Molecular Diagnostics Patent Rejected in India
Though many patent applications on molecular diagnostics were refused under section 3(i), the outcome of the appeal against recent refusals like EMD Millipore’s patent application for ‘devices and methods for infrared (IR) based quantitation of biomolecules’ (1026/DEL/2012) and Sequenom’s patent application for ‘processes and compositions for methylation-based enrichment of fetal nucleic acid from a maternal sample useful for non-invasive prenatal diagnoses’ (3139/DELNP/2012) would be worth watching when the high court will take up these matters this year.

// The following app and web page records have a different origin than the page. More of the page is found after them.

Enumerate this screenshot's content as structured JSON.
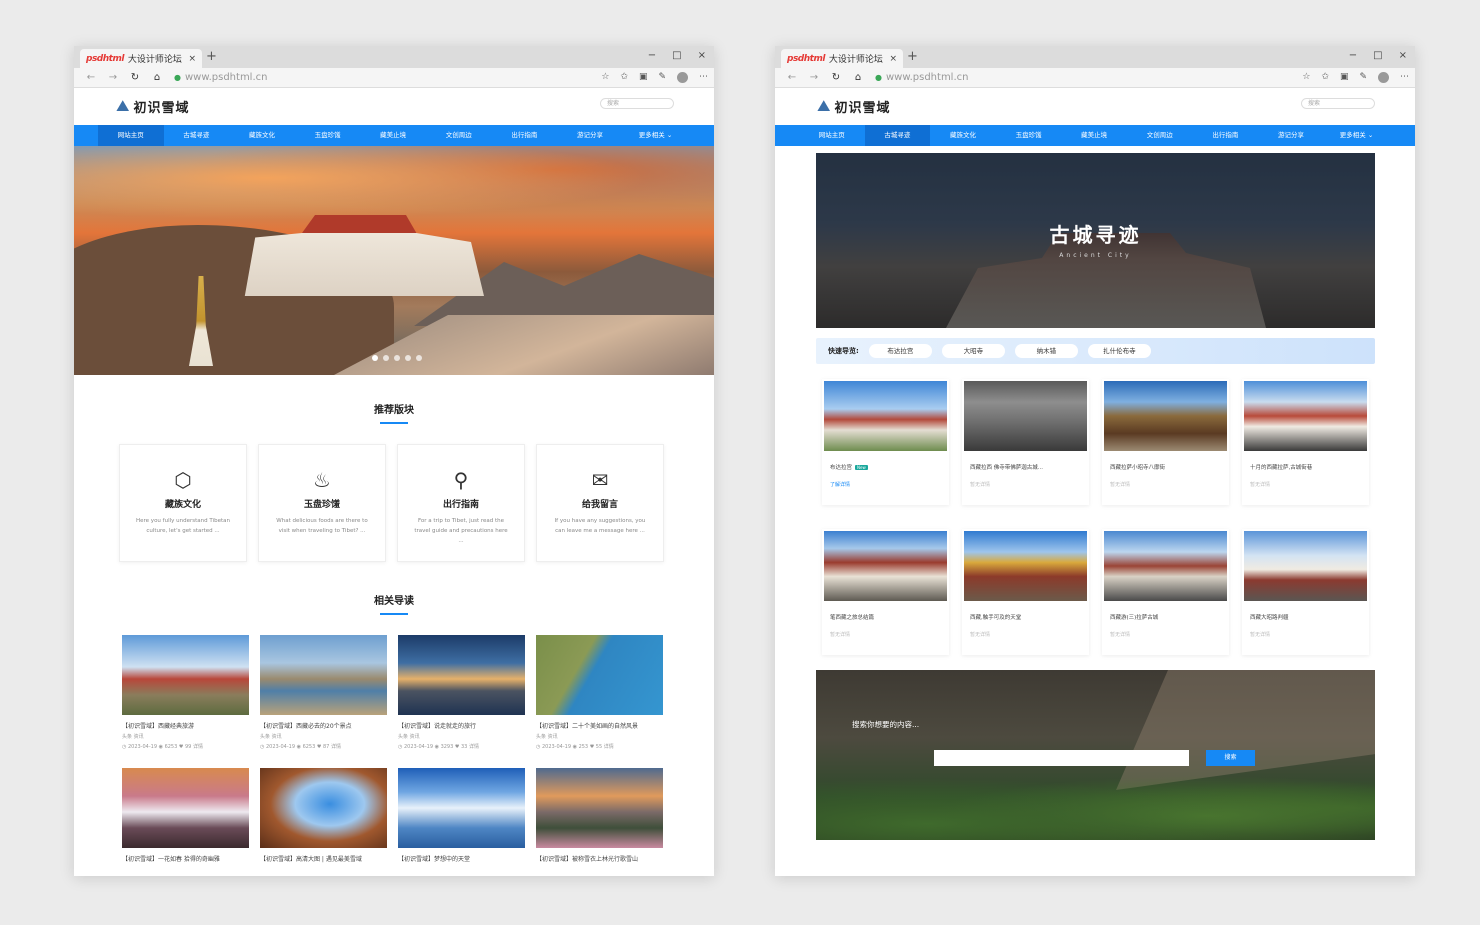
{
  "browser": {
    "tab_logo": "psdhtml",
    "tab_title": "大设计师论坛",
    "tab_close": "×",
    "new_tab": "+",
    "window_controls": [
      "−",
      "□",
      "×"
    ],
    "url": "www.psdhtml.cn",
    "nav_icons": [
      "back-icon",
      "forward-icon",
      "reload-icon",
      "home-icon"
    ],
    "tool_icons": [
      "star-icon",
      "favorites-icon",
      "collections-icon",
      "reading-icon",
      "profile-icon",
      "more-icon"
    ]
  },
  "site": {
    "logo_text": "初识雪域",
    "search_placeholder": "搜索",
    "nav": [
      "网站主页",
      "古城寻迹",
      "藏族文化",
      "玉盘珍馐",
      "藏美止境",
      "文创周边",
      "出行指南",
      "游记分享",
      "更多相关 ⌄"
    ]
  },
  "left": {
    "hero_dots": 5,
    "recommend_title": "推荐版块",
    "cards": [
      {
        "icon": "cube-icon",
        "title": "藏族文化",
        "desc": "Here you fully understand Tibetan culture, let's get started ..."
      },
      {
        "icon": "bowl-icon",
        "title": "玉盘珍馐",
        "desc": "What delicious foods are there to visit when traveling to Tibet? ..."
      },
      {
        "icon": "route-icon",
        "title": "出行指南",
        "desc": "For a trip to Tibet, just read the travel guide and precautions here ..."
      },
      {
        "icon": "message-icon",
        "title": "给我留言",
        "desc": "If you have any suggestions, you can leave me a message here ..."
      }
    ],
    "related_title": "相关导读",
    "posts": [
      {
        "title": "【初识雪域】西藏经典旅游",
        "meta": "头条 资讯",
        "date": "2023-04-19",
        "views": "6253",
        "likes": "99",
        "more": "详情"
      },
      {
        "title": "【初识雪域】西藏必去的20个景点",
        "meta": "头条 资讯",
        "date": "2023-04-19",
        "views": "6253",
        "likes": "87",
        "more": "详情"
      },
      {
        "title": "【初识雪域】说走就走的旅行",
        "meta": "头条 资讯",
        "date": "2023-04-19",
        "views": "3293",
        "likes": "33",
        "more": "详情"
      },
      {
        "title": "【初识雪域】二十个美如画的自然风景",
        "meta": "头条 资讯",
        "date": "2023-04-19",
        "views": "253",
        "likes": "55",
        "more": "详情"
      },
      {
        "title": "【初识雪域】一花如春 拾得的奇幽雅",
        "meta": "",
        "date": "",
        "views": "",
        "likes": "",
        "more": ""
      },
      {
        "title": "【初识雪域】高清大图 | 遇见最美雪域",
        "meta": "",
        "date": "",
        "views": "",
        "likes": "",
        "more": ""
      },
      {
        "title": "【初识雪域】梦想中的天堂",
        "meta": "",
        "date": "",
        "views": "",
        "likes": "",
        "more": ""
      },
      {
        "title": "【初识雪域】被称雪衣上林光行歌雪山",
        "meta": "",
        "date": "",
        "views": "",
        "likes": "",
        "more": ""
      }
    ]
  },
  "right": {
    "active_nav": 1,
    "banner_title": "古城寻迹",
    "banner_subtitle": "Ancient City",
    "quicknav_label": "快速导览:",
    "quicknav_tags": [
      "布达拉宫",
      "大昭寺",
      "纳木错",
      "扎什伦布寺"
    ],
    "sites": [
      {
        "title": "布达拉宫",
        "badge": "New",
        "link": "了解详情",
        "link_active": true
      },
      {
        "title": "西藏拉西 佛寺带佛萨迦古城...",
        "badge": "",
        "link": "暂无详情",
        "link_active": false
      },
      {
        "title": "西藏拉萨小昭寺八廓街",
        "badge": "",
        "link": "暂无详情",
        "link_active": false
      },
      {
        "title": "十月的西藏拉萨,古城街巷",
        "badge": "",
        "link": "暂无详情",
        "link_active": false
      },
      {
        "title": "笔西藏之旅总结篇",
        "badge": "",
        "link": "暂无详情",
        "link_active": false
      },
      {
        "title": "西藏,触手可及的天堂",
        "badge": "",
        "link": "暂无详情",
        "link_active": false
      },
      {
        "title": "西藏游(三)拉萨古城",
        "badge": "",
        "link": "暂无详情",
        "link_active": false
      },
      {
        "title": "西藏大昭路判疆",
        "badge": "",
        "link": "暂无详情",
        "link_active": false
      }
    ],
    "search_label": "搜索你想要的内容...",
    "search_button": "搜索"
  },
  "colors": {
    "accent": "#1689f5",
    "nav_active": "#0f6fd4",
    "badge": "#1aa89c"
  }
}
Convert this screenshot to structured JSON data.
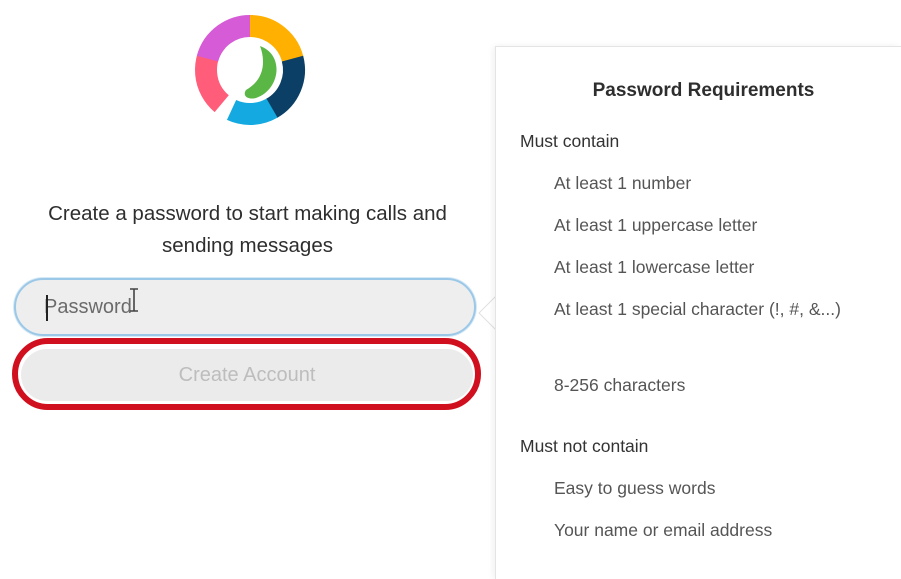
{
  "signup": {
    "heading": "Create a password to start making calls and sending messages",
    "password_placeholder": "Password",
    "create_account_label": "Create Account"
  },
  "requirements": {
    "title": "Password Requirements",
    "must_contain_label": "Must contain",
    "must_contain": [
      "At least 1 number",
      "At least 1 uppercase letter",
      "At least 1 lowercase letter",
      "At least 1 special character (!, #, &...)",
      "8-256 characters"
    ],
    "must_not_contain_label": "Must not contain",
    "must_not_contain": [
      "Easy to guess words",
      "Your name or email address"
    ]
  },
  "colors": {
    "annotation_ring": "#d0101e",
    "input_focus_border": "#9cc8e8",
    "button_disabled_bg": "#ebebeb",
    "button_disabled_text": "#bdbdbd"
  },
  "icons": {
    "logo": "webex-logo",
    "cursor": "text-cursor-icon"
  }
}
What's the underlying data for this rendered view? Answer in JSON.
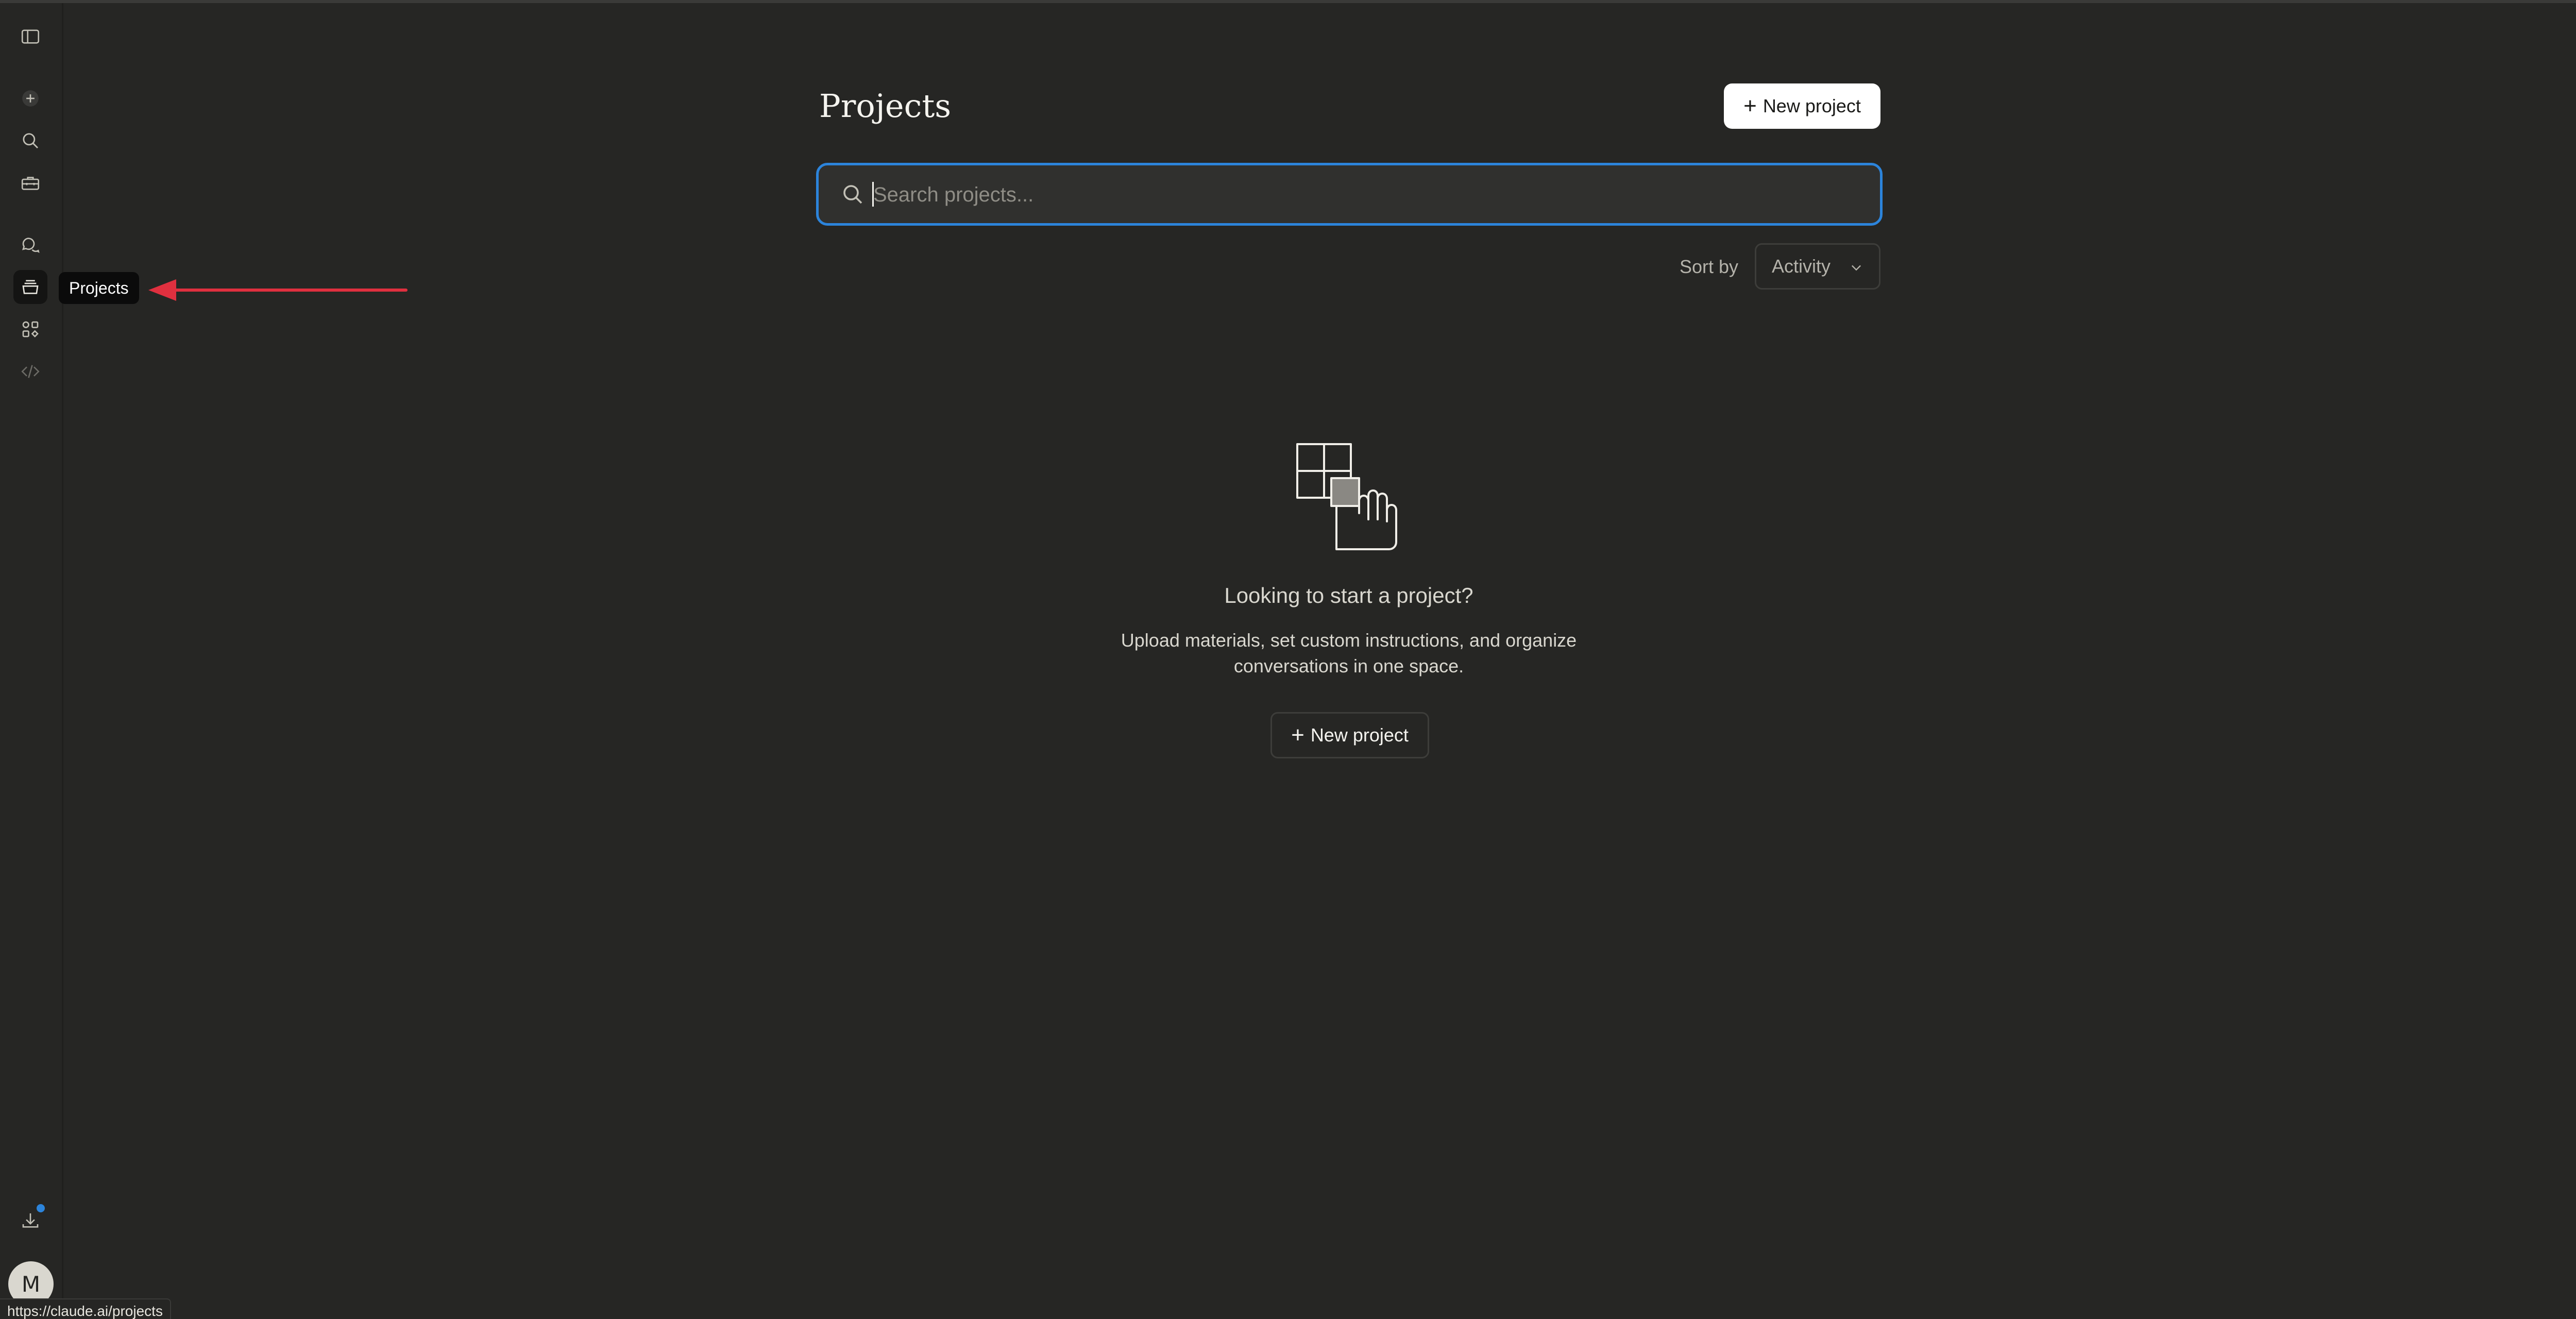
{
  "tooltip": {
    "text": "Projects"
  },
  "page": {
    "title": "Projects",
    "new_project_label": "New project"
  },
  "search": {
    "placeholder": "Search projects..."
  },
  "sort": {
    "label": "Sort by",
    "selected": "Activity"
  },
  "empty_state": {
    "heading": "Looking to start a project?",
    "description_line1": "Upload materials, set custom instructions, and organize",
    "description_line2": "conversations in one space.",
    "button_label": "New project"
  },
  "user": {
    "avatar_initial": "M"
  },
  "status_bar": {
    "url": "https://claude.ai/projects"
  },
  "colors": {
    "background": "#262624",
    "focus_ring": "#2c84db",
    "annotation_arrow": "#e0303f",
    "badge": "#2c84db"
  }
}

Molecular diagnostic is a fast-growing medical diagnostic process of identifying a disease by studying molecules, such as proteins, DNA, and RNA, in a tissue or fluid. BRCA1 perhaps is considered the most controversial gene patent in terms of its impact on patent eligibility of molecular diagnostics inventions associated with BRCA testing. It is another matter that in Europe this patent was invalidated on technical grounds. However, isolated genetic material is considered patentable in Europe. No doubt genetic testing is emerging as a pre-emptive treatment medical measure to identify disease-gene, and more and more diagnostic companies are joining the race to obtain patents. The fate of the appeal on the Sequenom patent application in India will set the precedence on the patent eligibility of molecular diagnostic inventions. In the absence of a Mayo-like ruling in India, we can perhaps expect it may favour the inventor as in the words of Judge Linn “it was a truly meritorious innovation.” If the High Court goes the Australian or the UK way, we can expect the possibility of molecular diagnostic patents in India as well. In the meantime, we may keep our fingers crossed on this appeal and the appeal on the EMD Millipore application that the court will hear together.